More importantly, power and control are at stake..
The three conferences, along with the SEC and Big 12 Conference, make up the Autonomy 5. They have the freedom to write their own rules within the NCAA. When the SEC decided to expand to 16 teams by adding the University of Texas and the University of Oklahoma, it changed the current balance. With the alliance, however, it will be impossible for the SEC to control the rules process as the Big Ten, Pac-12 and ACC hold three out of the five votes within the Autonomy 5.
A Balance of Power at Stake in College Sports
That balance of power is critical as the conferences could decide next month whether to triple the size of the College Football Playoff to 12 teams. A meeting to decide that issue has been set for Sept. 28. The alliance members also could have a critical role in deciding the future of the NCAA, which has called for a special constitutional convention to be held no later than Nov. 15.
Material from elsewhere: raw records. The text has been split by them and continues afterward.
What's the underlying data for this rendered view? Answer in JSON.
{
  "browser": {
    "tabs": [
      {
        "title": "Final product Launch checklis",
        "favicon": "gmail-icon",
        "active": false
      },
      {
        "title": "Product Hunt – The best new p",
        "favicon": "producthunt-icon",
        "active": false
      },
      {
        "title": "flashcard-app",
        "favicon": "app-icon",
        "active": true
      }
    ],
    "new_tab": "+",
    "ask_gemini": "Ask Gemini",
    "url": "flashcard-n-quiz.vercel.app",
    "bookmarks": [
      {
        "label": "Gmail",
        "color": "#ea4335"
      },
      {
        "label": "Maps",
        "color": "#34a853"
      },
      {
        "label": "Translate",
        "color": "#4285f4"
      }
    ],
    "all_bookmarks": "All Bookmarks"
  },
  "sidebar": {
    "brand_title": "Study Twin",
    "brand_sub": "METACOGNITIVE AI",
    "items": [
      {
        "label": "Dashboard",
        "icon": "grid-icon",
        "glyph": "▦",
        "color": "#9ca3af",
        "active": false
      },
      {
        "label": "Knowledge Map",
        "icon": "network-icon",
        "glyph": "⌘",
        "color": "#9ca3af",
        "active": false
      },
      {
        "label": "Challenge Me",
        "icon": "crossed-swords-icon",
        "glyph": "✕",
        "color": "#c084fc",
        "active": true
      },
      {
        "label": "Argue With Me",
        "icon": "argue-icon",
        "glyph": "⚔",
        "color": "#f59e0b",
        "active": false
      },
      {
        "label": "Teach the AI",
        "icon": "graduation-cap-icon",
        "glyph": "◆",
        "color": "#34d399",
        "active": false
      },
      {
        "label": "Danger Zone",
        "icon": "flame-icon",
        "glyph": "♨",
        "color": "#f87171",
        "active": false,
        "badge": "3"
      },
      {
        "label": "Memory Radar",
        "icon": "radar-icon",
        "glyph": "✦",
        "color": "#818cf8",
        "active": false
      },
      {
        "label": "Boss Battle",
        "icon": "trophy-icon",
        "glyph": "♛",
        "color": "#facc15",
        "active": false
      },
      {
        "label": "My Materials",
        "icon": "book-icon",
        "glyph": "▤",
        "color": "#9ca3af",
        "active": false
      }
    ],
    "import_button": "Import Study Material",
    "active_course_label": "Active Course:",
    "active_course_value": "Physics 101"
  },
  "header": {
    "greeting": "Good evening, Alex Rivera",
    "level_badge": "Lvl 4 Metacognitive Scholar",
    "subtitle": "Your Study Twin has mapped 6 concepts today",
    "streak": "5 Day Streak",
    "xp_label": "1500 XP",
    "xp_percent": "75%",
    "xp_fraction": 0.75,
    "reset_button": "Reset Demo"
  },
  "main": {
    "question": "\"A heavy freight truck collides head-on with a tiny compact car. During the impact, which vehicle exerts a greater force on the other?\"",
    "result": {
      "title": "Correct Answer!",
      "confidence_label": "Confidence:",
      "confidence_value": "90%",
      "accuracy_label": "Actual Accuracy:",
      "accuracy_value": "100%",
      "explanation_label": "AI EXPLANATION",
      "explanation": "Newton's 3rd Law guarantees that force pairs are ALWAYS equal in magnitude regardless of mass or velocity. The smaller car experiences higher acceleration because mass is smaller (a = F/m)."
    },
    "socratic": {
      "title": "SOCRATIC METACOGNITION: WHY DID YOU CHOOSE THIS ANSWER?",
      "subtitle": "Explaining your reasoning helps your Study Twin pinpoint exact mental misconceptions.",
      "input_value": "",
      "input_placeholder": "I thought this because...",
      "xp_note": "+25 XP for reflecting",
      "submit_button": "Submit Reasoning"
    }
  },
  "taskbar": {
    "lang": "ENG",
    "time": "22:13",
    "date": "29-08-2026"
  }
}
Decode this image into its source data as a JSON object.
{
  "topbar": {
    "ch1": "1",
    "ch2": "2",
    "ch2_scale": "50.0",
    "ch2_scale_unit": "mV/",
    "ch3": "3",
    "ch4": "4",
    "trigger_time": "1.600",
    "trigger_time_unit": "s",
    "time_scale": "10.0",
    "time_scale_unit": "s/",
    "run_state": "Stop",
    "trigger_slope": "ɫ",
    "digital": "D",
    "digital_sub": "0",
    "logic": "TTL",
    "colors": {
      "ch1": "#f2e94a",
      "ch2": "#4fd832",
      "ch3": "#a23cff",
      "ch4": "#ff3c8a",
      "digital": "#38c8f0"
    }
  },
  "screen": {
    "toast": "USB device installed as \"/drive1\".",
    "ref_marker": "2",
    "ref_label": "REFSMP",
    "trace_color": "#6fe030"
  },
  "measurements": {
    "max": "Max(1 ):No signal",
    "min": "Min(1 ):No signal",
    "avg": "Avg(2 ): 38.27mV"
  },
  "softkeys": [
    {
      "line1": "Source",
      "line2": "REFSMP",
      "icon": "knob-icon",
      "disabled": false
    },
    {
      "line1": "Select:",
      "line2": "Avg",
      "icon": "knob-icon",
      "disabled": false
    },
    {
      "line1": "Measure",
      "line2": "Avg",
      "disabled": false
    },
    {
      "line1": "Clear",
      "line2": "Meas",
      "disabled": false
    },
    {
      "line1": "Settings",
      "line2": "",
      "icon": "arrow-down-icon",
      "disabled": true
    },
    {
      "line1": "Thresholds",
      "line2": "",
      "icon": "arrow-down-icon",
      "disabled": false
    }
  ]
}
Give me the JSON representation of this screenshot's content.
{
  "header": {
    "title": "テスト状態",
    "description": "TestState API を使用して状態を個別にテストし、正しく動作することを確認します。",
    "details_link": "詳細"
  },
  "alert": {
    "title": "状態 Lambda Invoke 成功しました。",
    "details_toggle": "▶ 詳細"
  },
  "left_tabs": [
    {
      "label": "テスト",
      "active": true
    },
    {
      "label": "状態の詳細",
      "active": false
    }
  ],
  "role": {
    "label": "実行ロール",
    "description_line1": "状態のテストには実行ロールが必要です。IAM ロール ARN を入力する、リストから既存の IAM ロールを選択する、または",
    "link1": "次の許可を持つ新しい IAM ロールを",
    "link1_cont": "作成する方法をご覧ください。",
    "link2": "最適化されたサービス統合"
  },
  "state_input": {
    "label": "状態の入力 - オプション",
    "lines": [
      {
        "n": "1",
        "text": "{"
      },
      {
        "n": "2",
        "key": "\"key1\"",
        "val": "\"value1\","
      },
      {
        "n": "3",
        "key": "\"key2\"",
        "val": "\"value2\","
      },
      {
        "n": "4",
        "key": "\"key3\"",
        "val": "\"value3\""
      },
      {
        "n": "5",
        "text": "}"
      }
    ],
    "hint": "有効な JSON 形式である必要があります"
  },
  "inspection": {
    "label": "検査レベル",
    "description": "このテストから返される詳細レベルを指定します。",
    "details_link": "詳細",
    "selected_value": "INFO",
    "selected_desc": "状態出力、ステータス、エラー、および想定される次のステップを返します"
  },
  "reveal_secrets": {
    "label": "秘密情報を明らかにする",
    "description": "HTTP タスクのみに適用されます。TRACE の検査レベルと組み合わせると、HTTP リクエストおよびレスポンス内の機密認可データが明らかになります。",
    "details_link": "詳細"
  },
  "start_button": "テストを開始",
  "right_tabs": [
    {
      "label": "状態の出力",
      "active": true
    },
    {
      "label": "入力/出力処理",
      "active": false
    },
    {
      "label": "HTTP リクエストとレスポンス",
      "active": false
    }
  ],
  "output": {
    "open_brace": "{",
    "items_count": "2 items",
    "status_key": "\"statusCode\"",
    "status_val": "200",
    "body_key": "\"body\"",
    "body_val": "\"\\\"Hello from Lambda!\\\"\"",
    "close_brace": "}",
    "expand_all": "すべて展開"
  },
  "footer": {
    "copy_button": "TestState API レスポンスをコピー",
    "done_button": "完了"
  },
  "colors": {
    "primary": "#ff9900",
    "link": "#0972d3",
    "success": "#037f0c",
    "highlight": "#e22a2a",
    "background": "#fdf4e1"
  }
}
All of this takes place during what has been an unsettling year for college sports. Colleges and universities have had to adapt to the transfer portal, which allows college athletes to change schools.
They also have had to adjust to the NCAA's new name, image, and likeness policy, which allows athletes to make money off their names and images.
The alliance, which includes 41 universities across 25 states, is not a formal partnership. Instead, the conferences have agreed to "a collaborative approach surrounding the future evolution of college athletics and scheduling."
"There's no signed contract," Pac-12 Commissioner George Kliavkoff said. "There's an agreement among three gentlemen, and there is a commitment by 41 presidents and chancellors and 41 athletic directors to do what we say we're going to do."
SEC Expansion Plans Lead to Formation of the Alliance
The alliance came less than a month after Oklahoma and Texas said they would leave the Big 12 Conference for the SEC by July 1, 2025. The decision left the SEC poised to grow to 16 schools and, more importantly, upset the business of college sports by positioning itself to potentially secure a new and bigger television deal. Last year, the SEC reached a 10-year, $3 billion agreement with ESPN.
The Big Ten, Pac-12, and ACC are also wealthy conferences,featuring brand-name football schools like Clemson in the ACC, Ohio State in the Big Ten, and Oregon in the Pac-12. But with the alliance, the three conferences could command even more lucrative TV contracts in the future.
"Student-athletes have been and will remain the focal point of the Big Ten, ACC, and PAC-12 conferences" said Big Ten Commissioner Kevin Warren. "Today, through this alliance, we furthered our commitment to our student-athletes by prioritizing our academics and athletics value systems. We are creating opportunities for student-athletes to have elite competition and are taking the necessary steps to shape and stabilize the future of college athletics."
Feature Image: Bernhard Lang / Stone / Getty Images